After a long history, the Homosote building, which is located in the heart of the Penland campus and has recently served as housing for studio assistants, has been scheduled for demolition in February. Despite occasionally being the subject of student and staff jokes, Homosote has served the school well and is a part of many fond memories for the hundreds of students who’ve made it their home during their time at Penland. The recent construction of sleeping cabins and the new housing building has increased our quality of housing and is offsetting the 10 bedrooms that made up Homosote. The site where Homosote currently sits will be allowed to return to a natural setting that will help buffer the gravel parking area behind the building.

"Haunted Homosote," Halloween 2011, Homosote's gleefully ghoulish last hurrah

In order to reduce the amount of demolition debris, the school will invite the local community to reclaim building materials from the site in the weeks before it comes down.

A 1930s photograph of a student at work in the original Homosote building

Penland archivist Michelle Francis says,

“For those who might not know, Homosote was built as an outdoor metal studio in 1938. It was really just one big partially screened room. Construction took three days at a cost of $75. The Metal Shop, as it was known back then, was enclosed and added onto in the 1960s.¬† It was at that time that it became known as Homosote, after the building material used to convert the structure into housing for students.”

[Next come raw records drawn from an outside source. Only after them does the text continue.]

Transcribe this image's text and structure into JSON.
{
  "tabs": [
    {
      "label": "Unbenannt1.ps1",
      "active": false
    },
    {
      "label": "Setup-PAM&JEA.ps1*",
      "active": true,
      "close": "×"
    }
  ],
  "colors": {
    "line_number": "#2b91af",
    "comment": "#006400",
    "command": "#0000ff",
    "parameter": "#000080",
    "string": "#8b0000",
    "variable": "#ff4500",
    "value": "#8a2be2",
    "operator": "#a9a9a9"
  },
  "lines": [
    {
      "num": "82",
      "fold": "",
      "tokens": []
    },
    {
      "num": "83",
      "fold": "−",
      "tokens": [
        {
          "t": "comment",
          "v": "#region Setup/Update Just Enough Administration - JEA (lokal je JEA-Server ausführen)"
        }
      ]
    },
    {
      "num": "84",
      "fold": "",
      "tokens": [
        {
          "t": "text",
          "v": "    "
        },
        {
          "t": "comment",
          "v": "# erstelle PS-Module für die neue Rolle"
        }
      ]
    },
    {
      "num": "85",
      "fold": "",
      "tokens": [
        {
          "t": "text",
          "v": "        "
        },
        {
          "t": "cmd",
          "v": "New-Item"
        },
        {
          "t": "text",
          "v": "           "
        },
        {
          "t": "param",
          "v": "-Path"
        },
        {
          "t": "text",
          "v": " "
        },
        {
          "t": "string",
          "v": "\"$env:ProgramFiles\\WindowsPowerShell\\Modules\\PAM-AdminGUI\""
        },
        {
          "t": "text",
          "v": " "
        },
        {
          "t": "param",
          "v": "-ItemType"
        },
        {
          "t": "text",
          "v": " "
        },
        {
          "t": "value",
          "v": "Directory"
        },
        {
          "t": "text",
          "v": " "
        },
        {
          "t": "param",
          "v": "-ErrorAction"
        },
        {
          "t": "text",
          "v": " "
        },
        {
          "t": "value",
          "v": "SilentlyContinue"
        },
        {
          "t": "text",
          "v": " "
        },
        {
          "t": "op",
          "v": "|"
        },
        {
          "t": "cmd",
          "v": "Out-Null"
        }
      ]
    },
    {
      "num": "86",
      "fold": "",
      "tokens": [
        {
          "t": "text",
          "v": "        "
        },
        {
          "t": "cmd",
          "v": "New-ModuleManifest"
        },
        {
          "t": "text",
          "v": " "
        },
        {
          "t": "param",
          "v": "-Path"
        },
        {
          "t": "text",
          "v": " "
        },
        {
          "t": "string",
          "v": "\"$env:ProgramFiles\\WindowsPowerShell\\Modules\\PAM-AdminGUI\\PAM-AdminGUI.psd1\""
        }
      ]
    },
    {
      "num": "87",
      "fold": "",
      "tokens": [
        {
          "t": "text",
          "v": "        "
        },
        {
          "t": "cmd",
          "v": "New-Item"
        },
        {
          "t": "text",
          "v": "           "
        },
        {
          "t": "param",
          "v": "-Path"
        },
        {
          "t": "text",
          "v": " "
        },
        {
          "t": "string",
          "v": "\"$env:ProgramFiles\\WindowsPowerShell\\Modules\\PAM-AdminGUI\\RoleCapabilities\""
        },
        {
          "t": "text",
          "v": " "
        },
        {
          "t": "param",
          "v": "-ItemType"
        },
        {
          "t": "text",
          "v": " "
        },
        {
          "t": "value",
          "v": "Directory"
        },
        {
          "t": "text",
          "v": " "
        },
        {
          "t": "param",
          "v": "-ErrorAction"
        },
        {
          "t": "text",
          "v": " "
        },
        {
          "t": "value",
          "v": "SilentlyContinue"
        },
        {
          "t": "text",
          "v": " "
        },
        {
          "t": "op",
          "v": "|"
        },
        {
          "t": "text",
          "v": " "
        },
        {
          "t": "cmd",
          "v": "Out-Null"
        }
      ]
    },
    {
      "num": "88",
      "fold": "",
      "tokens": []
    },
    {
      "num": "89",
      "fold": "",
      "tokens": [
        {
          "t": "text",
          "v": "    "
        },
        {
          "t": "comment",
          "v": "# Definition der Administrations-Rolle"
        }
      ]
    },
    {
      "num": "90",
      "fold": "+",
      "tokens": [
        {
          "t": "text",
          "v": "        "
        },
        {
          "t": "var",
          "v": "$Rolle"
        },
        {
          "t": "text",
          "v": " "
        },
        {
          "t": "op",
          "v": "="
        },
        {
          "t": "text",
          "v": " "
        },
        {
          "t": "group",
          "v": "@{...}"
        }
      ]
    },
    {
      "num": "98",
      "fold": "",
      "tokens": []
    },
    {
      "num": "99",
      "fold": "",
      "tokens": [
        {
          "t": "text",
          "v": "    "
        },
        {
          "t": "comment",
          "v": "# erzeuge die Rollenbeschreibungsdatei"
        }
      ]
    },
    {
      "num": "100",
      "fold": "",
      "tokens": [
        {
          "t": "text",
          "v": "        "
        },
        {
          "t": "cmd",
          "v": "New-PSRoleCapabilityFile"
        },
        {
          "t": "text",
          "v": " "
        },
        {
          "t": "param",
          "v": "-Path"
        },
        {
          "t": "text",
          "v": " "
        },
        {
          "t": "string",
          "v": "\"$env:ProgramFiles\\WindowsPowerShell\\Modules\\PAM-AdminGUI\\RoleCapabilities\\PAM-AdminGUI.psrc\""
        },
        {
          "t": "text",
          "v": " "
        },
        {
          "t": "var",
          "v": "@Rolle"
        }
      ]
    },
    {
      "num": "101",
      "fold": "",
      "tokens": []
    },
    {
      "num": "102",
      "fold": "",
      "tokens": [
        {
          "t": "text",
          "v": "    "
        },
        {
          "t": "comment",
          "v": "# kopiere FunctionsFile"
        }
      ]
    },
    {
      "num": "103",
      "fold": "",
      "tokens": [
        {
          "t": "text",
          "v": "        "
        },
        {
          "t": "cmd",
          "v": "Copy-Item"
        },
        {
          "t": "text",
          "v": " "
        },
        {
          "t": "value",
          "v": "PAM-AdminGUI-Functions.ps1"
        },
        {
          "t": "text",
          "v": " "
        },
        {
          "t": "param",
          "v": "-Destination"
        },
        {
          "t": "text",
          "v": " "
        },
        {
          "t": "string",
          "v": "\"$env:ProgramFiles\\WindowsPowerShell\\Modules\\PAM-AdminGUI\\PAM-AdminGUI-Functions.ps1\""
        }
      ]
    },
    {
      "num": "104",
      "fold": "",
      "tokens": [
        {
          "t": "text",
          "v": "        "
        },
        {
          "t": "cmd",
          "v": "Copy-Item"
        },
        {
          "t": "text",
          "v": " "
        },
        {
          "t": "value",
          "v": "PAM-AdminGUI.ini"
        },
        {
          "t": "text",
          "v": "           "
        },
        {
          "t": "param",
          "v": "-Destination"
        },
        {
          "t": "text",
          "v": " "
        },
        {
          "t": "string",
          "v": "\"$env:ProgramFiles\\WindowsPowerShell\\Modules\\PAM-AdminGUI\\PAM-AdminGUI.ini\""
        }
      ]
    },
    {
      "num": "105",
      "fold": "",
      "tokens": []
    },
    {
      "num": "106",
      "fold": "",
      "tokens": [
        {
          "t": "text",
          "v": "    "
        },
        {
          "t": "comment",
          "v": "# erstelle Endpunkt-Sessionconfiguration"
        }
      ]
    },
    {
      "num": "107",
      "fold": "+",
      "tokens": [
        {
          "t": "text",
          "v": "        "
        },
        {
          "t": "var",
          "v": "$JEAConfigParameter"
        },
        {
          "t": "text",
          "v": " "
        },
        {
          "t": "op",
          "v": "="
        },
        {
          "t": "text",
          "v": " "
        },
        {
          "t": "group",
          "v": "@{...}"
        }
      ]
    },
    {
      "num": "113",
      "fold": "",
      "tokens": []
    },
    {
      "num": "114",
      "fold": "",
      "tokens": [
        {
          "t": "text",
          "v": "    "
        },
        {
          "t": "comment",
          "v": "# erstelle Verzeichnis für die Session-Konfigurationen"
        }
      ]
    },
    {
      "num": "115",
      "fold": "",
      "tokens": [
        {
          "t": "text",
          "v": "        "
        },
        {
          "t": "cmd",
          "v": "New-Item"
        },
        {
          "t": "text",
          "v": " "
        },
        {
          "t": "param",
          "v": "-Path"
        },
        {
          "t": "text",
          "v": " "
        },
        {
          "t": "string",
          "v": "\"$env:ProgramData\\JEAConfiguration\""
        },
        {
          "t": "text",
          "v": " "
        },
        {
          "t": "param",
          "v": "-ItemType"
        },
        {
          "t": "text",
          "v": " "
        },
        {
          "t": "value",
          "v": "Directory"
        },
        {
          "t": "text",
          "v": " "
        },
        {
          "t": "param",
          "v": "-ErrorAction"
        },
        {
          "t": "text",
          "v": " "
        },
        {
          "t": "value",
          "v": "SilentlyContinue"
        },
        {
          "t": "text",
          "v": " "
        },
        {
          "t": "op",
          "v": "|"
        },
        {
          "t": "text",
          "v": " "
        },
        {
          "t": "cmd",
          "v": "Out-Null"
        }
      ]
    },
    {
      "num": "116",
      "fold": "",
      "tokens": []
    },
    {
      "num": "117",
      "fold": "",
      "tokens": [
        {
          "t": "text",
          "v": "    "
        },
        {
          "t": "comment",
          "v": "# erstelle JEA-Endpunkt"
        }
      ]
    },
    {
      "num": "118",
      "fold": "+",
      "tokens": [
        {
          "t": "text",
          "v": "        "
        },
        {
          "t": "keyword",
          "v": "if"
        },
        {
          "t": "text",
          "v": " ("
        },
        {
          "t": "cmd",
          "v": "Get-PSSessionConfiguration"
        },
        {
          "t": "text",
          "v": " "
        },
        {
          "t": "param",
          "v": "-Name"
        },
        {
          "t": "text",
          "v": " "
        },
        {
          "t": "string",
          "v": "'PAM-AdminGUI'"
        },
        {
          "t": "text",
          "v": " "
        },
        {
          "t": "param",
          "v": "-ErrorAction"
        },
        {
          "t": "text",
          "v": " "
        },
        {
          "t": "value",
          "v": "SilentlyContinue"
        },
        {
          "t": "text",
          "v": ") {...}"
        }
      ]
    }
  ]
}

Michelle would love to have your Homosote stories for the archives. If you’d like to share one, call her at 828.765.8060 or email archives@penland.org.